Top of Given data

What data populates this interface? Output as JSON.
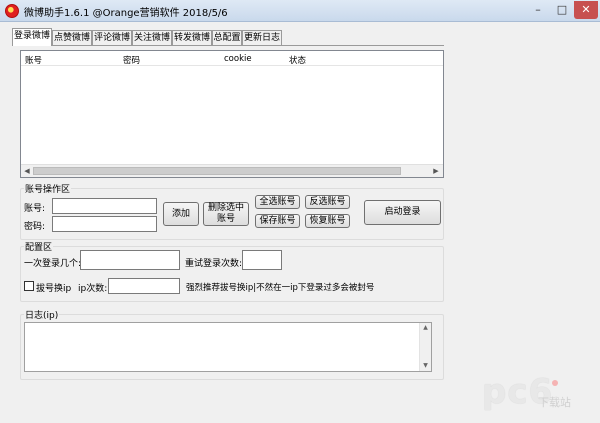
{
  "window": {
    "title": "微博助手1.6.1 @Orange营销软件 2018/5/6"
  },
  "tabs": [
    {
      "label": "登录微博",
      "active": true
    },
    {
      "label": "点赞微博"
    },
    {
      "label": "评论微博"
    },
    {
      "label": "关注微博"
    },
    {
      "label": "转发微博"
    },
    {
      "label": "总配置"
    },
    {
      "label": "更新日志"
    }
  ],
  "accounts_table": {
    "columns": [
      "账号",
      "密码",
      "cookie",
      "状态"
    ],
    "rows": []
  },
  "account_ops": {
    "title": "账号操作区",
    "account_label": "账号:",
    "password_label": "密码:",
    "account_value": "",
    "password_value": "",
    "add": "添加",
    "delete_selected": "删除选中账号",
    "select_all": "全选账号",
    "invert_select": "反选账号",
    "save": "保存账号",
    "restore": "恢复账号",
    "start_login": "启动登录"
  },
  "config": {
    "title": "配置区",
    "batch_label": "一次登录几个:",
    "retry_label": "重试登录次数:",
    "dial_label": "拔号换ip",
    "ip_count_label": "ip次数:",
    "hint": "强烈推荐拔号换ip|不然在一ip下登录过多会被封号",
    "batch_value": "",
    "retry_value": "",
    "ip_count_value": "",
    "dial_checked": false
  },
  "log": {
    "title": "日志(ip)",
    "content": ""
  },
  "watermark": {
    "logo": "pc6",
    "sub": "下载站"
  },
  "colors": {
    "close_button": "#c75050",
    "title_bar": "#dfe9f5"
  }
}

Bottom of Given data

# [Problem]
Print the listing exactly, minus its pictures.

# [Answer section]
What data populates this interface? Output as JSON.
{
  "window": {
    "title": "微博助手1.6.1 @Orange营销软件 2018/5/6"
  },
  "tabs": [
    {
      "label": "登录微博",
      "active": true
    },
    {
      "label": "点赞微博"
    },
    {
      "label": "评论微博"
    },
    {
      "label": "关注微博"
    },
    {
      "label": "转发微博"
    },
    {
      "label": "总配置"
    },
    {
      "label": "更新日志"
    }
  ],
  "accounts_table": {
    "columns": [
      "账号",
      "密码",
      "cookie",
      "状态"
    ],
    "rows": []
  },
  "account_ops": {
    "title": "账号操作区",
    "account_label": "账号:",
    "password_label": "密码:",
    "account_value": "",
    "password_value": "",
    "add": "添加",
    "delete_selected": "删除选中账号",
    "select_all": "全选账号",
    "invert_select": "反选账号",
    "save": "保存账号",
    "restore": "恢复账号",
    "start_login": "启动登录"
  },
  "config": {
    "title": "配置区",
    "batch_label": "一次登录几个:",
    "retry_label": "重试登录次数:",
    "dial_label": "拔号换ip",
    "ip_count_label": "ip次数:",
    "hint": "强烈推荐拔号换ip|不然在一ip下登录过多会被封号",
    "batch_value": "",
    "retry_value": "",
    "ip_count_value": "",
    "dial_checked": false
  },
  "log": {
    "title": "日志(ip)",
    "content": ""
  },
  "watermark": {
    "logo": "pc6",
    "sub": "下载站"
  },
  "colors": {
    "close_button": "#c75050",
    "title_bar": "#dfe9f5"
  }
}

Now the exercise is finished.